== WORK TO BE COMPLETED ==
Produce an exact copy of all records below.

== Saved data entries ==

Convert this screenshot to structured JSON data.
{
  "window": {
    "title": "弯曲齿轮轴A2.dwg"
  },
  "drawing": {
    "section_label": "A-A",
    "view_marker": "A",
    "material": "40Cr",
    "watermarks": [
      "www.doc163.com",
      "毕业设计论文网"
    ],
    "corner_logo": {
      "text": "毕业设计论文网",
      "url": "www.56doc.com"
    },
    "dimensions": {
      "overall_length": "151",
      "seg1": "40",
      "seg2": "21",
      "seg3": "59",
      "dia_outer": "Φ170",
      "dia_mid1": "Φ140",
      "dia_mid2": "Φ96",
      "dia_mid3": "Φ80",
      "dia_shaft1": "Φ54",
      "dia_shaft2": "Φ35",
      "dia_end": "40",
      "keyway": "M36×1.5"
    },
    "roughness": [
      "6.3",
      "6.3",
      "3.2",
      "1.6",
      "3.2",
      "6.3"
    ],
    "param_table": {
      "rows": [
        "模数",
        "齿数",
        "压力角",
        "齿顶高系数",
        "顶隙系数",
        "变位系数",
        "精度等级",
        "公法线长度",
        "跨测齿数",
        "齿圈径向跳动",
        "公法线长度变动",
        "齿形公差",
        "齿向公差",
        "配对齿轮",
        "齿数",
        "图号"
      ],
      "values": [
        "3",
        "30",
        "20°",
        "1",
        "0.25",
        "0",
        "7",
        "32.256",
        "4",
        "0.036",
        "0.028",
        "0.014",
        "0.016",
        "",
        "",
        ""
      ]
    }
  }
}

== ANSWER ==
Convert this screenshot to structured JSON data.
{
  "window": {
    "title": "弯曲齿轮轴A2.dwg"
  },
  "drawing": {
    "section_label": "A-A",
    "view_marker": "A",
    "material": "40Cr",
    "watermarks": [
      "www.doc163.com",
      "毕业设计论文网"
    ],
    "corner_logo": {
      "text": "毕业设计论文网",
      "url": "www.56doc.com"
    },
    "dimensions": {
      "overall_length": "151",
      "seg1": "40",
      "seg2": "21",
      "seg3": "59",
      "dia_outer": "Φ170",
      "dia_mid1": "Φ140",
      "dia_mid2": "Φ96",
      "dia_mid3": "Φ80",
      "dia_shaft1": "Φ54",
      "dia_shaft2": "Φ35",
      "dia_end": "40",
      "keyway": "M36×1.5"
    },
    "roughness": [
      "6.3",
      "6.3",
      "3.2",
      "1.6",
      "3.2",
      "6.3"
    ],
    "param_table": {
      "rows": [
        "模数",
        "齿数",
        "压力角",
        "齿顶高系数",
        "顶隙系数",
        "变位系数",
        "精度等级",
        "公法线长度",
        "跨测齿数",
        "齿圈径向跳动",
        "公法线长度变动",
        "齿形公差",
        "齿向公差",
        "配对齿轮",
        "齿数",
        "图号"
      ],
      "values": [
        "3",
        "30",
        "20°",
        "1",
        "0.25",
        "0",
        "7",
        "32.256",
        "4",
        "0.036",
        "0.028",
        "0.014",
        "0.016",
        "",
        "",
        ""
      ]
    }
  }
}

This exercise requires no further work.